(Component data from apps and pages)

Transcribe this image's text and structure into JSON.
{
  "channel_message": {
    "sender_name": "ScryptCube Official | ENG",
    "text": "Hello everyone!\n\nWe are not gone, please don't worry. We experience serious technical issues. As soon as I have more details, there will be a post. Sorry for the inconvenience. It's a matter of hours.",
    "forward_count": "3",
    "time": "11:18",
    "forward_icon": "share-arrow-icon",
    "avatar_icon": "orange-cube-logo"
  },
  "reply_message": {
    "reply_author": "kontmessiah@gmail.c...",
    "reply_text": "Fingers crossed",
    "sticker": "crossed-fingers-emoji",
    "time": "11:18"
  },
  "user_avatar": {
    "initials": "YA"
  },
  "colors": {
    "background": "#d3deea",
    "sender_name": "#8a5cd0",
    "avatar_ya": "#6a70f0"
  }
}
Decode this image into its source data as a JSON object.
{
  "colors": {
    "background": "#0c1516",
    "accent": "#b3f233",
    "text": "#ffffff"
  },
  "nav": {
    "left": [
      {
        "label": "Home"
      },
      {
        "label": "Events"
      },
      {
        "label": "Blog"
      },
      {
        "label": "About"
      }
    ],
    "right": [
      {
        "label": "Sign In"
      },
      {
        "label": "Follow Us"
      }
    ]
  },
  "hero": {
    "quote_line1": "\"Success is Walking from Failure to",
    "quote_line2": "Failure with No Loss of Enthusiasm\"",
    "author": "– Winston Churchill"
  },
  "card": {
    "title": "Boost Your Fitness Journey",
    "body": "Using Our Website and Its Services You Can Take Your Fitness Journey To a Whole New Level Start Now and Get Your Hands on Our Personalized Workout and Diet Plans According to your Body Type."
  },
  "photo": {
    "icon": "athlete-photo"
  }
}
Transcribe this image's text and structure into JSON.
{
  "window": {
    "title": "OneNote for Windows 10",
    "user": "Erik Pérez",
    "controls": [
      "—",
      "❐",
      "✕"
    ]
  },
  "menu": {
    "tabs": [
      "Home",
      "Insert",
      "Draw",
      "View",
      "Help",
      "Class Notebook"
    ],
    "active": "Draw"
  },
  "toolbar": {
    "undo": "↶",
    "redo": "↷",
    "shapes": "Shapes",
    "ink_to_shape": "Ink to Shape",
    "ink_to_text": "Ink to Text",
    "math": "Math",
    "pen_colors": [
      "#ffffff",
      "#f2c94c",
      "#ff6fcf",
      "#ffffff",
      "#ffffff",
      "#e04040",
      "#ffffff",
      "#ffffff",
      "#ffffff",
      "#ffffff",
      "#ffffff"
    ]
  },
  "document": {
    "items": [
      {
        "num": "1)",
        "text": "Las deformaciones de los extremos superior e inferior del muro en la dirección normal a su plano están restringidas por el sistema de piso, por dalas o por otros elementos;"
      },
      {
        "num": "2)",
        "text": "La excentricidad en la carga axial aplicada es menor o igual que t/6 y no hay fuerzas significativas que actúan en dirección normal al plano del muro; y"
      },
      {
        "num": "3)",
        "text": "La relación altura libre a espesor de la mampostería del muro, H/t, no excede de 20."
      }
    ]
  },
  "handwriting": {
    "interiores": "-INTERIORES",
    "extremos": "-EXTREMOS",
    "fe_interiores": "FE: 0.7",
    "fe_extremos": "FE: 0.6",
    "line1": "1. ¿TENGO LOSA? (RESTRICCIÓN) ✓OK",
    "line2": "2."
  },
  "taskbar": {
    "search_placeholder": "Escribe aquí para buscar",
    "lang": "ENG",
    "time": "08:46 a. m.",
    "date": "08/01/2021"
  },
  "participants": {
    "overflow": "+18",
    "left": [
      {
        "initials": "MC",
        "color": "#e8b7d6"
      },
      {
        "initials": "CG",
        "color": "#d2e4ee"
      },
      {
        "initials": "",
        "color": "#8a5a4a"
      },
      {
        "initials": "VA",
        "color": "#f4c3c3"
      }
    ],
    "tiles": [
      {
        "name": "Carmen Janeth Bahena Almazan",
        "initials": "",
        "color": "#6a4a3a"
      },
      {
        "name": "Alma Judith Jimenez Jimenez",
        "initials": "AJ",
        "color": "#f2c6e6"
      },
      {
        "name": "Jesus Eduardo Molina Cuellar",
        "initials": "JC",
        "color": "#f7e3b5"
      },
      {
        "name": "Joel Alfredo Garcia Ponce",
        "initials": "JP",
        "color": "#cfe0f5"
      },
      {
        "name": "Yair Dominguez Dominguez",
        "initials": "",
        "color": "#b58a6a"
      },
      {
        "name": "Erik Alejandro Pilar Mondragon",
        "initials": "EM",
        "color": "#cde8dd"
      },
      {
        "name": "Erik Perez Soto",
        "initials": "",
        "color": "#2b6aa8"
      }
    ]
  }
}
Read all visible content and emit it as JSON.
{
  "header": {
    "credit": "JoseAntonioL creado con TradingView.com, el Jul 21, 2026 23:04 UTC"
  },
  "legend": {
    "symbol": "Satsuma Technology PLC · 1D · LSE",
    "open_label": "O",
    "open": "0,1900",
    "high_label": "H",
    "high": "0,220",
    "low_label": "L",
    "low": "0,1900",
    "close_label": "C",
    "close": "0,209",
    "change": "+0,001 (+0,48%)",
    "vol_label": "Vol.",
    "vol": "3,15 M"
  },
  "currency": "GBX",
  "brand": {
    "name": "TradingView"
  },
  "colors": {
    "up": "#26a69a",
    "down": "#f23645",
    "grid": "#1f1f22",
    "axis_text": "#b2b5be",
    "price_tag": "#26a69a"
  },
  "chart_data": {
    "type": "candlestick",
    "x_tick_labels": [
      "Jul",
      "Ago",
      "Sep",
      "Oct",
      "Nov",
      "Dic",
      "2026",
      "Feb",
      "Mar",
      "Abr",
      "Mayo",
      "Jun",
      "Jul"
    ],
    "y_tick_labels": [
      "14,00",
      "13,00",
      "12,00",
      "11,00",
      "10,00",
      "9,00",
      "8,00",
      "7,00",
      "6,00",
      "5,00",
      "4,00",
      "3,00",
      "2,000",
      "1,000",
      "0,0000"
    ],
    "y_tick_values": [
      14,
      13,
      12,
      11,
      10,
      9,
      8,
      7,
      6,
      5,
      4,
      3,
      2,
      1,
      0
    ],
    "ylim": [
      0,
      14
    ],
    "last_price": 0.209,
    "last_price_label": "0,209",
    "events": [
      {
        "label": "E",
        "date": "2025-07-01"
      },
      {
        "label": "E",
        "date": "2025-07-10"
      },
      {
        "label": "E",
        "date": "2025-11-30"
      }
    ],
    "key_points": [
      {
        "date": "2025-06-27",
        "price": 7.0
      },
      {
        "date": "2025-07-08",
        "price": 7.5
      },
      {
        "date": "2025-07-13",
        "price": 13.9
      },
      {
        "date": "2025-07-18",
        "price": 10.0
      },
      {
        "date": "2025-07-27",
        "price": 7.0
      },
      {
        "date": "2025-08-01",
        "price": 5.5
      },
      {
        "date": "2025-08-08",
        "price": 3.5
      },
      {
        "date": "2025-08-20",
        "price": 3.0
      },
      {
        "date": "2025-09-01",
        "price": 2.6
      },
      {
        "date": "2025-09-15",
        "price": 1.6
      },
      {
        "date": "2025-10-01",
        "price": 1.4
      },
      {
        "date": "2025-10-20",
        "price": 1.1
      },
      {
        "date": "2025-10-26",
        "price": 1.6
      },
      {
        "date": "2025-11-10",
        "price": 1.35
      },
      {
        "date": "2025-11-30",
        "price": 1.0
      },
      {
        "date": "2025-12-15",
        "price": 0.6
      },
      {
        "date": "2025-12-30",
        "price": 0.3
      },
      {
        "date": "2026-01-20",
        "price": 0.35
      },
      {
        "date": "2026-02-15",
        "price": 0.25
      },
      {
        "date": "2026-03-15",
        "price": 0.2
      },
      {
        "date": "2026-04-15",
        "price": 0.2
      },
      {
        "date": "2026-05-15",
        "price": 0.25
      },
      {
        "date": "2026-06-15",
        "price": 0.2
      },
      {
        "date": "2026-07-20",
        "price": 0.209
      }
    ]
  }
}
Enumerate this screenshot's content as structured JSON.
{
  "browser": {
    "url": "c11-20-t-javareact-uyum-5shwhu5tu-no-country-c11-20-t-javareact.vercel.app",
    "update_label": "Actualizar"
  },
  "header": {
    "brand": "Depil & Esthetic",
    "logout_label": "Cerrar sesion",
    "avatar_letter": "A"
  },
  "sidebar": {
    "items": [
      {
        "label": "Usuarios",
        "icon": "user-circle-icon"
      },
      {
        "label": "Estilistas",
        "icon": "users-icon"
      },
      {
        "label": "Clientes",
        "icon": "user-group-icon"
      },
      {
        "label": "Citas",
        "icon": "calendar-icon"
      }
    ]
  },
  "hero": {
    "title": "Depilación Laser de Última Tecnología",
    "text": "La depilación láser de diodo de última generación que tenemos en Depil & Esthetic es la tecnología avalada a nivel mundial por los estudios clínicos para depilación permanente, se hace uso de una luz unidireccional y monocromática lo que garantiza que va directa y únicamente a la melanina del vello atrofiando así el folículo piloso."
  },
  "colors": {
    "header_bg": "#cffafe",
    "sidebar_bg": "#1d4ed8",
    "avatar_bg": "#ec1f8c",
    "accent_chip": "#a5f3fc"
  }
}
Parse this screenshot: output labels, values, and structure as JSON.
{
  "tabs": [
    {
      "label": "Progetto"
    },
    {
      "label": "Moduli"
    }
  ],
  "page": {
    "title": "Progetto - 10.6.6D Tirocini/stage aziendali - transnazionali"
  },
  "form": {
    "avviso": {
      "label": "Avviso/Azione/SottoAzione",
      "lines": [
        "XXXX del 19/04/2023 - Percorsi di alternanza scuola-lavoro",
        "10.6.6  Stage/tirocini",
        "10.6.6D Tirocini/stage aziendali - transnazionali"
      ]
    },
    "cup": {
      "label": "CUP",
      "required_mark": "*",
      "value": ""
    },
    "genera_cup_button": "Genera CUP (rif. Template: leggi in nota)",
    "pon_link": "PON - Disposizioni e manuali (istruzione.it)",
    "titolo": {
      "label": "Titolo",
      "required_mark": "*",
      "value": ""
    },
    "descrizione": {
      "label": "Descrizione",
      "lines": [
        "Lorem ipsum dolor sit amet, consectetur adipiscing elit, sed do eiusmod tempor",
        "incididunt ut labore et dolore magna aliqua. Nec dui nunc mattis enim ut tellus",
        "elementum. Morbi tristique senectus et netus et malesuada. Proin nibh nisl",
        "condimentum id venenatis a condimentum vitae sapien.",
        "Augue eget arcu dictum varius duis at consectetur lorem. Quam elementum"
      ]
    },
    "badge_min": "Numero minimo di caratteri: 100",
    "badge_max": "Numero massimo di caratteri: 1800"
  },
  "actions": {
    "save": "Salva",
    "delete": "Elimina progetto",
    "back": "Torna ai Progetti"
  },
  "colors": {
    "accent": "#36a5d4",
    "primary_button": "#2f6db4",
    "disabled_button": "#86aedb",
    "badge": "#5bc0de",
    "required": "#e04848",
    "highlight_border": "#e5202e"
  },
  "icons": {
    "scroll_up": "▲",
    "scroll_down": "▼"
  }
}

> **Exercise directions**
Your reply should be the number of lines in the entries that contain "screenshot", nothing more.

> **Solution to the problem**
2